U.S. Public Health Better Armed Against Threats: CDC
The Centers for Disease Control and Prevention released a major report at 2 p.m. Eastern time today that cites significant improvements in states' public health preparedness since 9/11. All states now have public health labs, the number of epidemiologists working in public health departments more than doubled from 2001 to 2006, and all state public health departments can receive reports of urgent health threats around the clock, 365 days a year -- up from 12 that could do so in 1999.
Dr. Julie L. Gerberding, M.D., M.P.H., CDC's director, and Dr. Richard Besser, M.D., director of the CDC Coordinating Office for Terrorism Preparedness and Emergency Response, briefed reporters about the 164-page report Wednesday morning. It cites numerous remaining challenges, including stronger disease surveillance systems, an improved public health lab workforce, greater use of advanced technologies in the labs, and interoperable emergency communication systems for public health and other response agencies -- a continuing problem yet to be fully solved. Expanded lab testing, increasing the use of electronic health data for response/preparedness and using real-time data, and continuous exercising of public health systems are additional challenges cited in the report.
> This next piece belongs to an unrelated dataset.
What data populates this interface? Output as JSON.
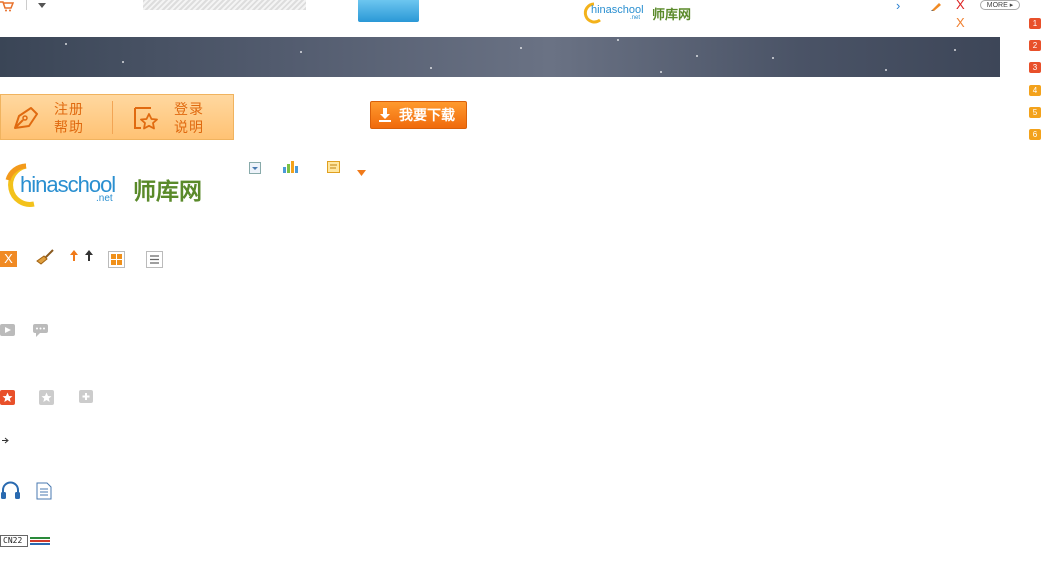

The document, available at www.cdc.gov, lists each state's recent achievements and events, including the I-35W highway bridge collapse in Minneapolis and recent hurricane response efforts. The report says public health departments are still finding it difficult to hire enough qualified epidemiologists.